There are two cases at the court that may of interest to Con Law scholars. First, last week the Court heard arguments in an Equal Protection case that may have far reaching implications. The Court must decide whether Title IX bars a plaintiff from also suing under the Equal Protection Clause. Essentially, the Court would force plaintiffs to choose which claims to pursue quite early in the litigation. David Cohen of Feminist Law Professors has great analysis. Slate's Dahlia Lithwick also has analysis along with a detailed recap of the oral argument.
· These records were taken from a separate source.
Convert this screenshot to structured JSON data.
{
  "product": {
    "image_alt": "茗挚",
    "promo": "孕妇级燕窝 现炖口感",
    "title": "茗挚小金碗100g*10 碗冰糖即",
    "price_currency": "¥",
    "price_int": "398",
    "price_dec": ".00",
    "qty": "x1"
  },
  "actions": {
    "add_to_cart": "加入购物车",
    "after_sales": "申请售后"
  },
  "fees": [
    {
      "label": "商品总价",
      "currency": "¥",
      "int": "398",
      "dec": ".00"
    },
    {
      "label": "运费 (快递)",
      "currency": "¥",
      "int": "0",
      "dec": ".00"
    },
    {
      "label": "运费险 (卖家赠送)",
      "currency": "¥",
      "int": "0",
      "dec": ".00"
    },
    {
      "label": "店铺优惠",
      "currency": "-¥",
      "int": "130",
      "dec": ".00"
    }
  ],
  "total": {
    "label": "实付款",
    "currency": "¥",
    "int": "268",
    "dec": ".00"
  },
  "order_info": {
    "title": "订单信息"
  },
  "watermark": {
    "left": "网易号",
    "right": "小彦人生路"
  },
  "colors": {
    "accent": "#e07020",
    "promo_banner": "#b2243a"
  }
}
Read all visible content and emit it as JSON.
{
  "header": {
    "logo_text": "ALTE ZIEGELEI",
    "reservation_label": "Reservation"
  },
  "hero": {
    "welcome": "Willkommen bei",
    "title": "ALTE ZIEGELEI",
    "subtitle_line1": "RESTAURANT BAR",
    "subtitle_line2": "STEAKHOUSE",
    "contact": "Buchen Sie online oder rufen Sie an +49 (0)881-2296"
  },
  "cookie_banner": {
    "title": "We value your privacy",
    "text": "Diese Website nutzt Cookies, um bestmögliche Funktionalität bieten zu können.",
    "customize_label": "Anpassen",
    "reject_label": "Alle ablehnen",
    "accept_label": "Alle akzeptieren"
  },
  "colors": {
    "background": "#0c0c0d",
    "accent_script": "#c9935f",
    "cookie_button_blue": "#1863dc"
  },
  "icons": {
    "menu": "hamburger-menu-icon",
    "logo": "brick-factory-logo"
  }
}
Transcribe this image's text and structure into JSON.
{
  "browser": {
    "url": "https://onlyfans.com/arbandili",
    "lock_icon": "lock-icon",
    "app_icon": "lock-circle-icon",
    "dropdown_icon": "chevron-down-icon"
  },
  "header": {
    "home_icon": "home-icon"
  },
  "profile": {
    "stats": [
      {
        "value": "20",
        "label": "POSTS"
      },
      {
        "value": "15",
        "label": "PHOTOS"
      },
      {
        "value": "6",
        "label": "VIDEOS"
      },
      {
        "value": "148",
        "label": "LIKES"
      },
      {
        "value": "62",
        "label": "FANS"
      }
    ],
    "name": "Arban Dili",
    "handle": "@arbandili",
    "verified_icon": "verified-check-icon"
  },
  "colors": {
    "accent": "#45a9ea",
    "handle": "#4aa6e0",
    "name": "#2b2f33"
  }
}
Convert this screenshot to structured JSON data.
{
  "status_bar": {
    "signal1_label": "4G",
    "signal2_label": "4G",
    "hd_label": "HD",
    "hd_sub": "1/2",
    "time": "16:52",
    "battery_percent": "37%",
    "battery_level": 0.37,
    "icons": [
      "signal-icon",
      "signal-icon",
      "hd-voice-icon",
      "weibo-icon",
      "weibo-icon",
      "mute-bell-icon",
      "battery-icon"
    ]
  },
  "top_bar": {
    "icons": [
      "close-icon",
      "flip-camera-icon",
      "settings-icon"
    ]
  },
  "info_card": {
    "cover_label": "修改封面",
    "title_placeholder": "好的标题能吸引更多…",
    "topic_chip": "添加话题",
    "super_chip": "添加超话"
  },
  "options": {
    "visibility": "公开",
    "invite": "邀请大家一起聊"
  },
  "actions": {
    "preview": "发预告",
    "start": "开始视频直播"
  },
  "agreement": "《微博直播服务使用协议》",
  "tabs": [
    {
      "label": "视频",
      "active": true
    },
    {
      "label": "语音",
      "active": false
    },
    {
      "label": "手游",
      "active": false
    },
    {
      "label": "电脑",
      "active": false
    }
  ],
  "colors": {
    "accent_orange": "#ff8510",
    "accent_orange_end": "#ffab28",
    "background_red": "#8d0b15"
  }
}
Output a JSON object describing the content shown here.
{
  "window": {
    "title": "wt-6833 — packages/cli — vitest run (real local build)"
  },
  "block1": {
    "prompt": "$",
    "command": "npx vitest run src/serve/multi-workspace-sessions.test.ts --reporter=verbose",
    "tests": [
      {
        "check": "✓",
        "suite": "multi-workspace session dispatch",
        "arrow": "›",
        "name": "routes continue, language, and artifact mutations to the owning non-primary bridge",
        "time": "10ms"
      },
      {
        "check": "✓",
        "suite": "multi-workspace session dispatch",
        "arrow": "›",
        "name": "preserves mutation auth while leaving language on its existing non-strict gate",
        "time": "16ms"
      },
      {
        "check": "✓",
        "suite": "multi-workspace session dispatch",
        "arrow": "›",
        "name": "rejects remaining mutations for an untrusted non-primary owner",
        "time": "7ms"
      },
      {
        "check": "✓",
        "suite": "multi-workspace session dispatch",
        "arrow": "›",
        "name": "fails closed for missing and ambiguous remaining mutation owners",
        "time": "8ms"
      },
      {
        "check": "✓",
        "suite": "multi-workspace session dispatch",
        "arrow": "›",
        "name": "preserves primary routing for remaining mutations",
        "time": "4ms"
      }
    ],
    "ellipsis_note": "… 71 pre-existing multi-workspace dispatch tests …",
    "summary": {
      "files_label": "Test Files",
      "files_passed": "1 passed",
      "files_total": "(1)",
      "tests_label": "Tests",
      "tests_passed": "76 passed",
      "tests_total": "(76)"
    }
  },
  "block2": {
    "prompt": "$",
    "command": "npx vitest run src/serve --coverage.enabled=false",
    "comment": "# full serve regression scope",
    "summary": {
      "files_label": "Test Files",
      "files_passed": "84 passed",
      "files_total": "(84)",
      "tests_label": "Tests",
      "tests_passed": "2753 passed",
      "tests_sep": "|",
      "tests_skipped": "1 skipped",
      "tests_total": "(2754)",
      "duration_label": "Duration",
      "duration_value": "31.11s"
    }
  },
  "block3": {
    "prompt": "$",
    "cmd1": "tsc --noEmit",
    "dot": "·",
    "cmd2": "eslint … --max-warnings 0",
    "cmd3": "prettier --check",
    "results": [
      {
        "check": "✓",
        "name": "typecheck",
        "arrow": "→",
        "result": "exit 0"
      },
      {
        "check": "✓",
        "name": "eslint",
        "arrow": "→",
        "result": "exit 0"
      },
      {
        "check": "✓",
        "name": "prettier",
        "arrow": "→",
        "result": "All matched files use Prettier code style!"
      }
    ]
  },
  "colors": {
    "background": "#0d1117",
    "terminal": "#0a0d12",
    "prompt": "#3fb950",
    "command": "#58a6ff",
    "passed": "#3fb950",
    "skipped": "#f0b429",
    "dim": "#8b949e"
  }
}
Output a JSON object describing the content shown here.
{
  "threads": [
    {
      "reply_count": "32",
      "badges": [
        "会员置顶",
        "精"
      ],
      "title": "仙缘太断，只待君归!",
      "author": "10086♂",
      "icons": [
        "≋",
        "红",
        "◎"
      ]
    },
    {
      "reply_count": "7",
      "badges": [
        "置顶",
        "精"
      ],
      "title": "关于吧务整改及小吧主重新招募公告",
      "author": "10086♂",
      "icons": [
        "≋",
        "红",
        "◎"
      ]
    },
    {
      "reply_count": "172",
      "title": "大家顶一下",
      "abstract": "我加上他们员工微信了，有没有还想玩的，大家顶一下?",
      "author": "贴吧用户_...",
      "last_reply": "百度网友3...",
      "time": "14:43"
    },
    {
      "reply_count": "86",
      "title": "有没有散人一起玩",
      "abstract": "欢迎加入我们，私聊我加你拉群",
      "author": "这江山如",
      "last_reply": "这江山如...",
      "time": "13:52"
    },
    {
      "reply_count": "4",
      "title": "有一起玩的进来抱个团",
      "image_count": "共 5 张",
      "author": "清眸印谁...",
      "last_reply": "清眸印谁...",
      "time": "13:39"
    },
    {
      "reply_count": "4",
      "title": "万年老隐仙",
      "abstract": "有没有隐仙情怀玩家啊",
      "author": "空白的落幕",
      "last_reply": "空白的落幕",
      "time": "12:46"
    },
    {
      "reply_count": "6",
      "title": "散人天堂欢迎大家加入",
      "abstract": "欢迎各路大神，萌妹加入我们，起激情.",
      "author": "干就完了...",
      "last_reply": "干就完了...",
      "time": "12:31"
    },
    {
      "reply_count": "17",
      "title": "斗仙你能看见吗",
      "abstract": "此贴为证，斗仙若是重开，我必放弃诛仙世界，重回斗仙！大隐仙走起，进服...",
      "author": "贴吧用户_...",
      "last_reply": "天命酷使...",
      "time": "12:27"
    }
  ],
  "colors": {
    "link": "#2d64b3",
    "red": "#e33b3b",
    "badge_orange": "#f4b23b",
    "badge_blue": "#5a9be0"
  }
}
Second, just when you thought economic due process had breathed its last, it returned to the Court last week in the form of an Oregon jury verdict againt Phillip Morris for nearly 80 million dollars. (SCOTUS Blog's analysis and factual rundown is here.) Technically, the case is *not* about due process, as the Oregon court previously stated (this is PM's third time challenging the verdict before the Court) that it would not need to use the State Farm standard if there were an adequate and independent state law grounds. PM argues that the state court was bound to follow the State Farm standard. The state court's failure is the central issue, but the Washington Post reports that at oral argument, Chief Justice Roberts surprisingly raised the due process issue for the Court. So, the court may yet look at the issue - again. However, the actual issue in the case is fascinating in and of itself - what is or should be the appropriate remedy when a state court fails to follow the Supreme Court's instructions on remand? PM says that a new trial is the only remedy. This question is interesting. As always, we'll keep watching.